* _Task requirements_: Print all entries below exactly as they appear.

* _Source data_:
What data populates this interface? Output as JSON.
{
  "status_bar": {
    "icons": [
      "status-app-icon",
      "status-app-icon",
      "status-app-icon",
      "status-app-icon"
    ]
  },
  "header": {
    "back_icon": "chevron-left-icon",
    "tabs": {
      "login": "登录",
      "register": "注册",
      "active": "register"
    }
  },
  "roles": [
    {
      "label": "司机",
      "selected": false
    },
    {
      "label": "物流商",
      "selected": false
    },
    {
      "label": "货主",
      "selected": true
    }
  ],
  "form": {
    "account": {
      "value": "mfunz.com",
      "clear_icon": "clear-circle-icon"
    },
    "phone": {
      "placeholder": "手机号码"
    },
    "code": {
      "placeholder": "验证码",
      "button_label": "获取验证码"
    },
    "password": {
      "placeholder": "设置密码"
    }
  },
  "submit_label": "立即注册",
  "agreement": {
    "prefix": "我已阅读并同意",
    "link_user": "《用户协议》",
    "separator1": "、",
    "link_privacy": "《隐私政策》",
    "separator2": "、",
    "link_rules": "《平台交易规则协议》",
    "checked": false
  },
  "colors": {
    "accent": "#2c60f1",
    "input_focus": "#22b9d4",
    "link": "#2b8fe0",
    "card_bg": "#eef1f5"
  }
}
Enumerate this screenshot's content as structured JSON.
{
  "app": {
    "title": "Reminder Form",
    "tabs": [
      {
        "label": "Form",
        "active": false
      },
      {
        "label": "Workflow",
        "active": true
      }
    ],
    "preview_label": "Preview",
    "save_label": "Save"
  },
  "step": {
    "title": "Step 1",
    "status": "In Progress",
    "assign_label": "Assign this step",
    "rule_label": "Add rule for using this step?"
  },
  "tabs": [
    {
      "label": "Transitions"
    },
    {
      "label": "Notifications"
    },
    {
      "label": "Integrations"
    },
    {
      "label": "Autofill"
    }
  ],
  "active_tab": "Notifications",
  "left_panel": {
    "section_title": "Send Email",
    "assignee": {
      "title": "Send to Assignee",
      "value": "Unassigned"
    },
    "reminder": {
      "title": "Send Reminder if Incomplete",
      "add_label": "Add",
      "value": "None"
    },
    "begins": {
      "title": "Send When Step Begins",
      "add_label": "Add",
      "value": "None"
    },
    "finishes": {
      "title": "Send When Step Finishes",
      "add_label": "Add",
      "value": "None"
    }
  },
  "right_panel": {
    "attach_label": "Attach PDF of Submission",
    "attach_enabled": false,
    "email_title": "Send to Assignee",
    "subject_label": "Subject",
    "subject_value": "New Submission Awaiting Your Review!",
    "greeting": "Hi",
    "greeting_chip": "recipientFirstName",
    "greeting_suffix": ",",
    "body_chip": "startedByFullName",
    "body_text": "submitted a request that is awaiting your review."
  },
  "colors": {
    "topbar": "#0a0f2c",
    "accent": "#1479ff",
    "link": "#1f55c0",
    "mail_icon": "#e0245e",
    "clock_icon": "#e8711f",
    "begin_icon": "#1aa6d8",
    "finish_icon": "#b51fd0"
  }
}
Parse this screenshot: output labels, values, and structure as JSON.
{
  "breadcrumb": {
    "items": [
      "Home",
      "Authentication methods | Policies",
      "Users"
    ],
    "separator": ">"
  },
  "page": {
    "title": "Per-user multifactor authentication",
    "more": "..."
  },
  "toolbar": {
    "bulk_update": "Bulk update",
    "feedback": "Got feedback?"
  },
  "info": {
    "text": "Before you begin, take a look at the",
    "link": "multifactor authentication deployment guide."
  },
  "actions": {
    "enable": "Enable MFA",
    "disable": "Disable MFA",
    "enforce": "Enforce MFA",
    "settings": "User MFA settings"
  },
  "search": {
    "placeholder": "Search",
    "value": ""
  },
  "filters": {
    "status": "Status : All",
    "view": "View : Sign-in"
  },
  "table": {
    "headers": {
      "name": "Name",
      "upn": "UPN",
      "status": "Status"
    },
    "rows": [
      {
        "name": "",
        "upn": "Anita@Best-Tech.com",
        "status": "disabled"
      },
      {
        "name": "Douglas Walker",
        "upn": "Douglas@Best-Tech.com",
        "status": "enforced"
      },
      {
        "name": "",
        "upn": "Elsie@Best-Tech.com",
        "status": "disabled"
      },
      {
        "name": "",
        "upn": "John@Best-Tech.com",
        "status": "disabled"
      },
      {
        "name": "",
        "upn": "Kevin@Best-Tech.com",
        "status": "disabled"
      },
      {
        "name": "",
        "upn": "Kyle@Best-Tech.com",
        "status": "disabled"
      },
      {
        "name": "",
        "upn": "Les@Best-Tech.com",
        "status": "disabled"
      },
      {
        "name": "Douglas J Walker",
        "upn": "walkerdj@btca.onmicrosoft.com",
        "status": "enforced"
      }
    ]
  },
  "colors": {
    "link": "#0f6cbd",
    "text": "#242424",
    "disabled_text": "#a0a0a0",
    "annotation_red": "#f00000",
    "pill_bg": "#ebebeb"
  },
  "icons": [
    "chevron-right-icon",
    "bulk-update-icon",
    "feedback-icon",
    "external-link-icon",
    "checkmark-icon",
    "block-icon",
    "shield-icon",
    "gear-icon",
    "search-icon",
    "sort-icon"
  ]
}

* _Written solution_:
What data populates this interface? Output as JSON.
{
  "status_bar": {
    "icons": [
      "status-app-icon",
      "status-app-icon",
      "status-app-icon",
      "status-app-icon"
    ]
  },
  "header": {
    "back_icon": "chevron-left-icon",
    "tabs": {
      "login": "登录",
      "register": "注册",
      "active": "register"
    }
  },
  "roles": [
    {
      "label": "司机",
      "selected": false
    },
    {
      "label": "物流商",
      "selected": false
    },
    {
      "label": "货主",
      "selected": true
    }
  ],
  "form": {
    "account": {
      "value": "mfunz.com",
      "clear_icon": "clear-circle-icon"
    },
    "phone": {
      "placeholder": "手机号码"
    },
    "code": {
      "placeholder": "验证码",
      "button_label": "获取验证码"
    },
    "password": {
      "placeholder": "设置密码"
    }
  },
  "submit_label": "立即注册",
  "agreement": {
    "prefix": "我已阅读并同意",
    "link_user": "《用户协议》",
    "separator1": "、",
    "link_privacy": "《隐私政策》",
    "separator2": "、",
    "link_rules": "《平台交易规则协议》",
    "checked": false
  },
  "colors": {
    "accent": "#2c60f1",
    "input_focus": "#22b9d4",
    "link": "#2b8fe0",
    "card_bg": "#eef1f5"
  }
}
Enumerate this screenshot's content as structured JSON.
{
  "app": {
    "title": "Reminder Form",
    "tabs": [
      {
        "label": "Form",
        "active": false
      },
      {
        "label": "Workflow",
        "active": true
      }
    ],
    "preview_label": "Preview",
    "save_label": "Save"
  },
  "step": {
    "title": "Step 1",
    "status": "In Progress",
    "assign_label": "Assign this step",
    "rule_label": "Add rule for using this step?"
  },
  "tabs": [
    {
      "label": "Transitions"
    },
    {
      "label": "Notifications"
    },
    {
      "label": "Integrations"
    },
    {
      "label": "Autofill"
    }
  ],
  "active_tab": "Notifications",
  "left_panel": {
    "section_title": "Send Email",
    "assignee": {
      "title": "Send to Assignee",
      "value": "Unassigned"
    },
    "reminder": {
      "title": "Send Reminder if Incomplete",
      "add_label": "Add",
      "value": "None"
    },
    "begins": {
      "title": "Send When Step Begins",
      "add_label": "Add",
      "value": "None"
    },
    "finishes": {
      "title": "Send When Step Finishes",
      "add_label": "Add",
      "value": "None"
    }
  },
  "right_panel": {
    "attach_label": "Attach PDF of Submission",
    "attach_enabled": false,
    "email_title": "Send to Assignee",
    "subject_label": "Subject",
    "subject_value": "New Submission Awaiting Your Review!",
    "greeting": "Hi",
    "greeting_chip": "recipientFirstName",
    "greeting_suffix": ",",
    "body_chip": "startedByFullName",
    "body_text": "submitted a request that is awaiting your review."
  },
  "colors": {
    "topbar": "#0a0f2c",
    "accent": "#1479ff",
    "link": "#1f55c0",
    "mail_icon": "#e0245e",
    "clock_icon": "#e8711f",
    "begin_icon": "#1aa6d8",
    "finish_icon": "#b51fd0"
  }
}
Parse this screenshot: output labels, values, and structure as JSON.
{
  "breadcrumb": {
    "items": [
      "Home",
      "Authentication methods | Policies",
      "Users"
    ],
    "separator": ">"
  },
  "page": {
    "title": "Per-user multifactor authentication",
    "more": "..."
  },
  "toolbar": {
    "bulk_update": "Bulk update",
    "feedback": "Got feedback?"
  },
  "info": {
    "text": "Before you begin, take a look at the",
    "link": "multifactor authentication deployment guide."
  },
  "actions": {
    "enable": "Enable MFA",
    "disable": "Disable MFA",
    "enforce": "Enforce MFA",
    "settings": "User MFA settings"
  },
  "search": {
    "placeholder": "Search",
    "value": ""
  },
  "filters": {
    "status": "Status : All",
    "view": "View : Sign-in"
  },
  "table": {
    "headers": {
      "name": "Name",
      "upn": "UPN",
      "status": "Status"
    },
    "rows": [
      {
        "name": "",
        "upn": "Anita@Best-Tech.com",
        "status": "disabled"
      },
      {
        "name": "Douglas Walker",
        "upn": "Douglas@Best-Tech.com",
        "status": "enforced"
      },
      {
        "name": "",
        "upn": "Elsie@Best-Tech.com",
        "status": "disabled"
      },
      {
        "name": "",
        "upn": "John@Best-Tech.com",
        "status": "disabled"
      },
      {
        "name": "",
        "upn": "Kevin@Best-Tech.com",
        "status": "disabled"
      },
      {
        "name": "",
        "upn": "Kyle@Best-Tech.com",
        "status": "disabled"
      },
      {
        "name": "",
        "upn": "Les@Best-Tech.com",
        "status": "disabled"
      },
      {
        "name": "Douglas J Walker",
        "upn": "walkerdj@btca.onmicrosoft.com",
        "status": "enforced"
      }
    ]
  },
  "colors": {
    "link": "#0f6cbd",
    "text": "#242424",
    "disabled_text": "#a0a0a0",
    "annotation_red": "#f00000",
    "pill_bg": "#ebebeb"
  },
  "icons": [
    "chevron-right-icon",
    "bulk-update-icon",
    "feedback-icon",
    "external-link-icon",
    "checkmark-icon",
    "block-icon",
    "shield-icon",
    "gear-icon",
    "search-icon",
    "sort-icon"
  ]
}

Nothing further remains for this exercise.